Supplied records section start

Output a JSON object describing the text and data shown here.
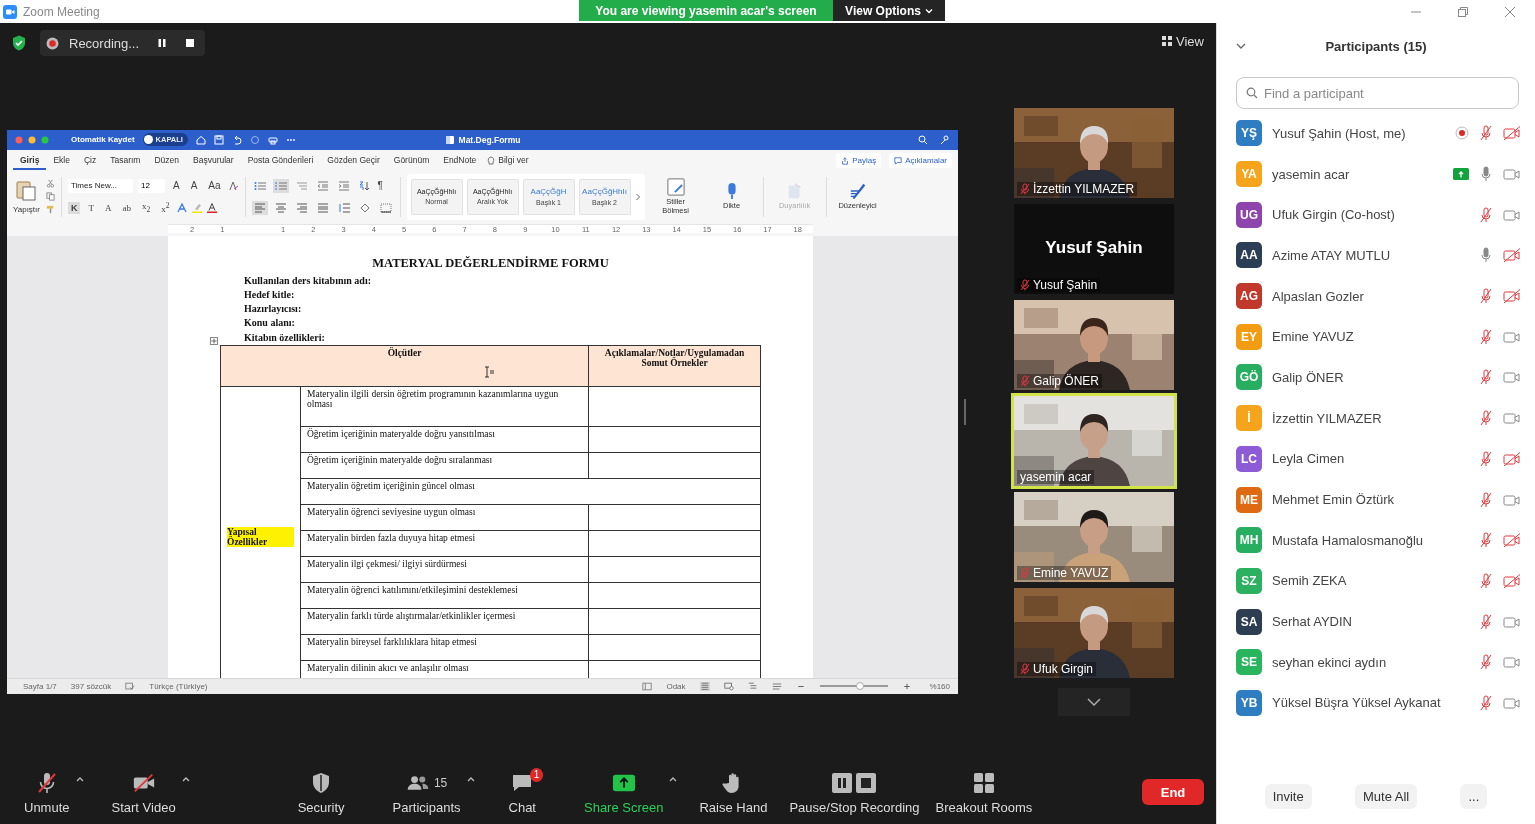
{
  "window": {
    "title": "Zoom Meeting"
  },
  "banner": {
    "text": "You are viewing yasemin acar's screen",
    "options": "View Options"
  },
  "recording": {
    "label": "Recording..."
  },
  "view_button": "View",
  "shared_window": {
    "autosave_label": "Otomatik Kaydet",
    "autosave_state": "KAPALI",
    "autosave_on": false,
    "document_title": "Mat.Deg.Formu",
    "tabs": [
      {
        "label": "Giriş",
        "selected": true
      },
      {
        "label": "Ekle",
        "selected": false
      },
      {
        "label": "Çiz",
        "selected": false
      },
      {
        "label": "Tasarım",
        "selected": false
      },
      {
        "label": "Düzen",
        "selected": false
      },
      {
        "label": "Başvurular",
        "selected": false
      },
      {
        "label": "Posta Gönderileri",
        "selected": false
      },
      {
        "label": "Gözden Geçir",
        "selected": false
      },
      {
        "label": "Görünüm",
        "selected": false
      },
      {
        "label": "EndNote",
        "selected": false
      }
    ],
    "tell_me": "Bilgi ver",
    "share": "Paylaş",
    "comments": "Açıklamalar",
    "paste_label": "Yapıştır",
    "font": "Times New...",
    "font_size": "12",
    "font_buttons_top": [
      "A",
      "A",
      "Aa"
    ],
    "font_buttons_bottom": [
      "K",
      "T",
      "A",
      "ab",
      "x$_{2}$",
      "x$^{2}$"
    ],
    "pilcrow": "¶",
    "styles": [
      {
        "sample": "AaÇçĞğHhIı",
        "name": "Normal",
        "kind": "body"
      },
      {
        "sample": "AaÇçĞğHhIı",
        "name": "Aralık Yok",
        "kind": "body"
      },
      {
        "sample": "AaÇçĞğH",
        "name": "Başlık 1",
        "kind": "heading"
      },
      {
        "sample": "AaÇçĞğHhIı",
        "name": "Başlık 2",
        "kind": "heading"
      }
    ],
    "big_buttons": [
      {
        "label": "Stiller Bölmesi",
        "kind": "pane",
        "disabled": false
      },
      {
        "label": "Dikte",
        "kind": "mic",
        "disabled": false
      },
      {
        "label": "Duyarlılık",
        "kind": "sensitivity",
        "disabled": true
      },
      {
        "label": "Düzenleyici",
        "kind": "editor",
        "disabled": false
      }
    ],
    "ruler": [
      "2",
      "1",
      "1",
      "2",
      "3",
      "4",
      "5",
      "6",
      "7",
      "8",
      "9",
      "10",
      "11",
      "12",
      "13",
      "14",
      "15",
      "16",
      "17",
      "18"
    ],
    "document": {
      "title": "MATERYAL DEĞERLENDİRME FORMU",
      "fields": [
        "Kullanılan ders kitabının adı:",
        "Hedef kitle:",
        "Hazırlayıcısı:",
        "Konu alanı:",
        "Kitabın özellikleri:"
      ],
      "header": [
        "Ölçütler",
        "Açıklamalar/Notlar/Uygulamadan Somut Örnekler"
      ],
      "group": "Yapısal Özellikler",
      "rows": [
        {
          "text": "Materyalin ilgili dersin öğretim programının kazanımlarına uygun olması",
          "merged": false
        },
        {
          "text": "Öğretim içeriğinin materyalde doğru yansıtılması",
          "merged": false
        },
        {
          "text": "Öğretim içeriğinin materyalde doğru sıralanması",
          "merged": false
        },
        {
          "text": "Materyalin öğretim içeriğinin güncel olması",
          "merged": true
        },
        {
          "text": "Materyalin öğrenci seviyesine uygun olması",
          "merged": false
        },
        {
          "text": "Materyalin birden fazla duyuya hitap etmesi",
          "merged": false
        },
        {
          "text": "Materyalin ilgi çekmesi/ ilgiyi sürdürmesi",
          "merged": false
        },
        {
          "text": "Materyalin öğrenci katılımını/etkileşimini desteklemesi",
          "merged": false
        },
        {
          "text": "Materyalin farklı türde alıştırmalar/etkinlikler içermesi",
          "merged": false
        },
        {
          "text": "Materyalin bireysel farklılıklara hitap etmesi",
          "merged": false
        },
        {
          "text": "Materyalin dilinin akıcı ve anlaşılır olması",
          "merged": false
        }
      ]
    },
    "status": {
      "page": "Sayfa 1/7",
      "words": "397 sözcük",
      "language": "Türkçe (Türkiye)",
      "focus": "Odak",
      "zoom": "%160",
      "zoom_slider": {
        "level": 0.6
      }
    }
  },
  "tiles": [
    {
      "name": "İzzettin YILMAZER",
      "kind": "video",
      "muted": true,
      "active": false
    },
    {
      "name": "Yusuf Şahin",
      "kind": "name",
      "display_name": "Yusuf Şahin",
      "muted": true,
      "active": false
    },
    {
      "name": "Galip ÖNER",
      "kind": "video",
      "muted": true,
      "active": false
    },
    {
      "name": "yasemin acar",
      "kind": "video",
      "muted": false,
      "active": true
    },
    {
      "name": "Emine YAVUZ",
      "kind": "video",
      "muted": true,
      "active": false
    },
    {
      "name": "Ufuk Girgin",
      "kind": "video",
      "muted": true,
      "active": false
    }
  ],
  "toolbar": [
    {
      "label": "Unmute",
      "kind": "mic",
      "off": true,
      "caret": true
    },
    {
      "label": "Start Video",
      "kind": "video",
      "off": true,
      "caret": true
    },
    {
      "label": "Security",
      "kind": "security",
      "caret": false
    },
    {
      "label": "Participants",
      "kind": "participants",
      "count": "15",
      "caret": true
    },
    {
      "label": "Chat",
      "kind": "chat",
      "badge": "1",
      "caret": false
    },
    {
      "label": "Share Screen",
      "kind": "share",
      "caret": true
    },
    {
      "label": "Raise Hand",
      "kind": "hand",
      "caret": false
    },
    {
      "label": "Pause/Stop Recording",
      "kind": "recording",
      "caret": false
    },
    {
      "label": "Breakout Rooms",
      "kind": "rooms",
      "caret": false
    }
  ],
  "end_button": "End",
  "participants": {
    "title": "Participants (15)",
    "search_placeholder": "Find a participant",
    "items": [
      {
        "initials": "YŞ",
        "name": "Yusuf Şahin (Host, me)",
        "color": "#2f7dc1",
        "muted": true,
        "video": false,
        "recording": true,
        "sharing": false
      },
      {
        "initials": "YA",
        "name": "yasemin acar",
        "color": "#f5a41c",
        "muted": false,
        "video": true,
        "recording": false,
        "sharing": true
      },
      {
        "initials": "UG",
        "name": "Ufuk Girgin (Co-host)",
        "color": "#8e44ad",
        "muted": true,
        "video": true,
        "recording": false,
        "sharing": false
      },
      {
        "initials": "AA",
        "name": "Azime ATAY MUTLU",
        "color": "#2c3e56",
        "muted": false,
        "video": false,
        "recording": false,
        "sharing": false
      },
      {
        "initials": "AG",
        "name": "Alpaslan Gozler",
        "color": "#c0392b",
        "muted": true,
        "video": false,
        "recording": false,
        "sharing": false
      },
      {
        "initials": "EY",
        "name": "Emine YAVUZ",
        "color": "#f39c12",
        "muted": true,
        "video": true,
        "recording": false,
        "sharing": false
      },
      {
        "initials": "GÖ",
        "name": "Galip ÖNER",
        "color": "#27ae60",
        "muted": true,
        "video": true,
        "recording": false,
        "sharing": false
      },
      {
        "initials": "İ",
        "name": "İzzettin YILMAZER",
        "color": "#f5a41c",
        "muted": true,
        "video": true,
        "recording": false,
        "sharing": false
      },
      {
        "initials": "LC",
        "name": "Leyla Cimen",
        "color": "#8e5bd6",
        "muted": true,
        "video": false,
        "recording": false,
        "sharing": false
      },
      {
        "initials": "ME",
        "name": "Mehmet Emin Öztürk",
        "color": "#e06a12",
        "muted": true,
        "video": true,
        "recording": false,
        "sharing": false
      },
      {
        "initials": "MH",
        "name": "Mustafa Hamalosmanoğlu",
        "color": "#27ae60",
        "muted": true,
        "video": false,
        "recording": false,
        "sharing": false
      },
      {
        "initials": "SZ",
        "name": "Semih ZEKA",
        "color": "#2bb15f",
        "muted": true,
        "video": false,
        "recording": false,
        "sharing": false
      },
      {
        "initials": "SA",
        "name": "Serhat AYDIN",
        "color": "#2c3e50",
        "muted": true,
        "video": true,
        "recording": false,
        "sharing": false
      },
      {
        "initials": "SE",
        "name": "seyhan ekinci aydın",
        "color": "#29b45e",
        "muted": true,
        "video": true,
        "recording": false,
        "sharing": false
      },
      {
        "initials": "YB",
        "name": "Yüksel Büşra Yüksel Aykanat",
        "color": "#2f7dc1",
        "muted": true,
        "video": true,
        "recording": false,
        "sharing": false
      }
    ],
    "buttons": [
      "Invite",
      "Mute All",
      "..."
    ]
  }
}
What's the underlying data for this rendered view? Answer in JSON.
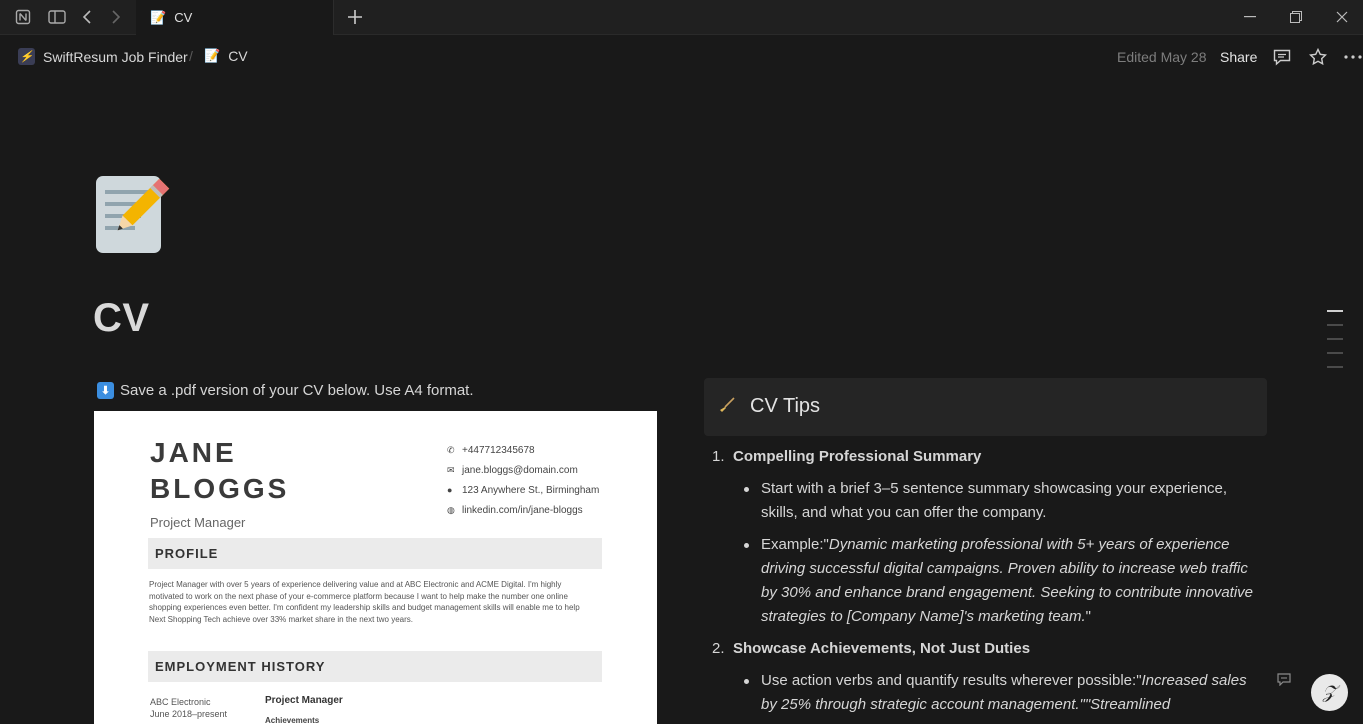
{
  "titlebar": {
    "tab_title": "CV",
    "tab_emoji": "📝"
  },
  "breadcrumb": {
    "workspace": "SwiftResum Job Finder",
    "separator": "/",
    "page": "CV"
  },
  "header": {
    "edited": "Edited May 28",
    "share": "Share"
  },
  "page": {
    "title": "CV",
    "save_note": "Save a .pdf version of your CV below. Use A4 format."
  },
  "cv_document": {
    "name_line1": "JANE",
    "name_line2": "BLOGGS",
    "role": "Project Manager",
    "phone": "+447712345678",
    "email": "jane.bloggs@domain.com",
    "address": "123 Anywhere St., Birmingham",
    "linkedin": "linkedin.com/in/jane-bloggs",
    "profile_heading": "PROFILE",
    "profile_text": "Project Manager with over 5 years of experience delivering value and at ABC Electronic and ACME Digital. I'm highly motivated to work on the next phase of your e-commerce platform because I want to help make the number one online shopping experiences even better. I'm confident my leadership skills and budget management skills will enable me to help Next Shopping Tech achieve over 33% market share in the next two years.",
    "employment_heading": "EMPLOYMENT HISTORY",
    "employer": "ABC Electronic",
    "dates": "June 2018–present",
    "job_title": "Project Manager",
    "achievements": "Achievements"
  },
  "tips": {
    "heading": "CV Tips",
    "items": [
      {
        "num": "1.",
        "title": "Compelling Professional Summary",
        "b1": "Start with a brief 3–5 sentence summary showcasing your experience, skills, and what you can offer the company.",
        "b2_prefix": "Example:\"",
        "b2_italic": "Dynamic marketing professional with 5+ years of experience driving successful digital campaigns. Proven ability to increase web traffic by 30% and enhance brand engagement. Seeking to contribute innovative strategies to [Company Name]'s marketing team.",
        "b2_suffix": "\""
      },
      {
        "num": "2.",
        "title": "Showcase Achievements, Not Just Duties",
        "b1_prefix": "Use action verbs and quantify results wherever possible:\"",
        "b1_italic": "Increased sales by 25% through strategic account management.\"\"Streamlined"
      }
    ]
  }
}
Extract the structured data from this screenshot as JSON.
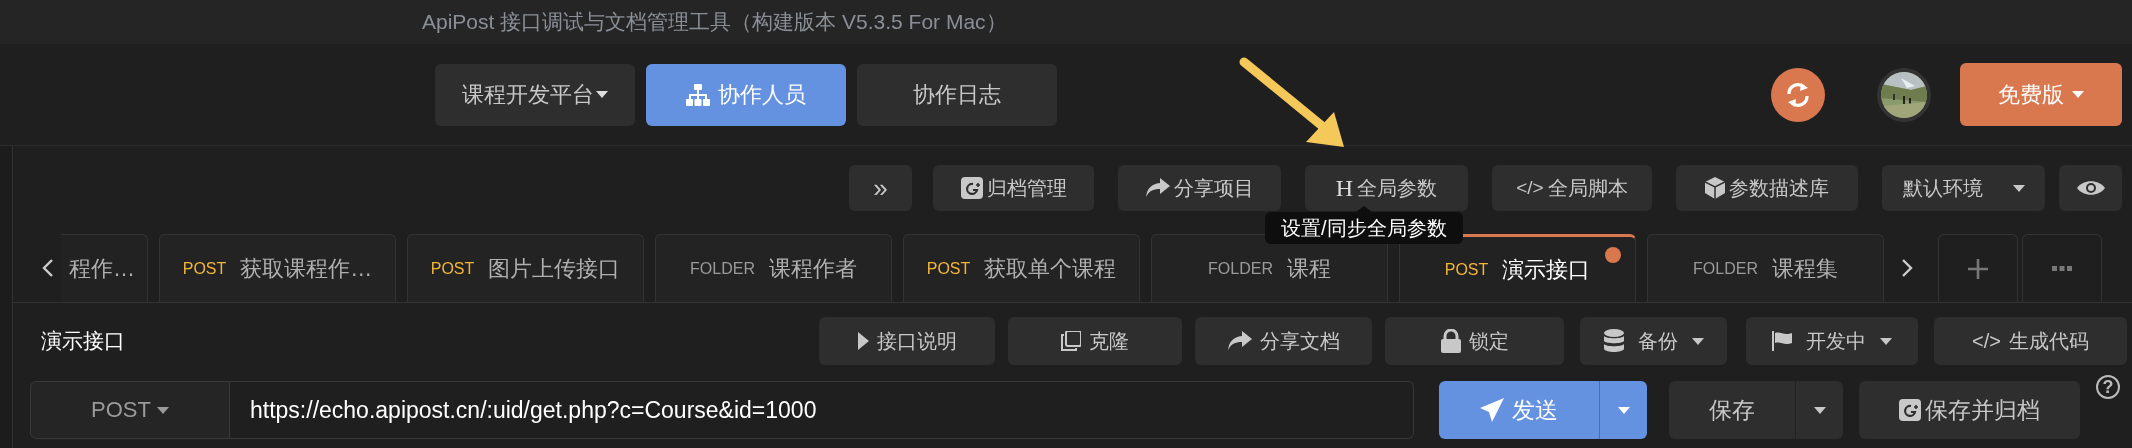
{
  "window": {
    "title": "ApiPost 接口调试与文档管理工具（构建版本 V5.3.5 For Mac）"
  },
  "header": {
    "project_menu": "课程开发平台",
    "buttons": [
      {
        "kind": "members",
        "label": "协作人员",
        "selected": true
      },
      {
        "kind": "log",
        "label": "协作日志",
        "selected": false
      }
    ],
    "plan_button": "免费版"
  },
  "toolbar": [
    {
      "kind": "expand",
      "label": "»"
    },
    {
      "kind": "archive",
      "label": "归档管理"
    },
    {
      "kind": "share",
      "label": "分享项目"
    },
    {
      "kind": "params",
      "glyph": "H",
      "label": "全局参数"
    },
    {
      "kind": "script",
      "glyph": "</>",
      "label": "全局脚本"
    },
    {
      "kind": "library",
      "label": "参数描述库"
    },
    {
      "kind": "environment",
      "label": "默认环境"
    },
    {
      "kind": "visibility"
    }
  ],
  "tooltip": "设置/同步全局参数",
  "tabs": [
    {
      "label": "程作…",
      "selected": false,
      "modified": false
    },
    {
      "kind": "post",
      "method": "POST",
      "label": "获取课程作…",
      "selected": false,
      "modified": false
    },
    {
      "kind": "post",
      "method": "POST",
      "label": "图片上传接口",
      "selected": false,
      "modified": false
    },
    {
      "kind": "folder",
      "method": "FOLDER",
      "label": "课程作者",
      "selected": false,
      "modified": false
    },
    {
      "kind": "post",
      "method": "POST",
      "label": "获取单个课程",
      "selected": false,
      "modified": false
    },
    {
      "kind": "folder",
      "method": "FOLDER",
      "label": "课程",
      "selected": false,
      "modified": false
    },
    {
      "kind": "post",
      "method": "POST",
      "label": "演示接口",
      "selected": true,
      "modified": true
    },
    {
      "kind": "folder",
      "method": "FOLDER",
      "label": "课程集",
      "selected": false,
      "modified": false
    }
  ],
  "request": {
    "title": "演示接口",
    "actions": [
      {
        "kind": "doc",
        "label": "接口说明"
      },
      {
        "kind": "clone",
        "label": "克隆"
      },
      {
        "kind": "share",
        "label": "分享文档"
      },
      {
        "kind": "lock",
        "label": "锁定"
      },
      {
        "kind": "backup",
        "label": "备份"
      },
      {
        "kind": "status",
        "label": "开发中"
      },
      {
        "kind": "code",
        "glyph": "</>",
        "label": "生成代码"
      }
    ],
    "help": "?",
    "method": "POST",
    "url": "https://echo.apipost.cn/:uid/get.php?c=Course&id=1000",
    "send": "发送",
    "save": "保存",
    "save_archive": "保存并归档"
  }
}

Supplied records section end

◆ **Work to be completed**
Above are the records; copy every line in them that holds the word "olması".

◆ **Task solution**
          "text": "Materyalin ilgili dersin öğretim programının kazanımlarına uygun olması",
          "text": "Materyalin öğretim içeriğinin güncel olması",
          "text": "Materyalin öğrenci seviyesine uygun olması",
          "text": "Materyalin dilinin akıcı ve anlaşılır olması",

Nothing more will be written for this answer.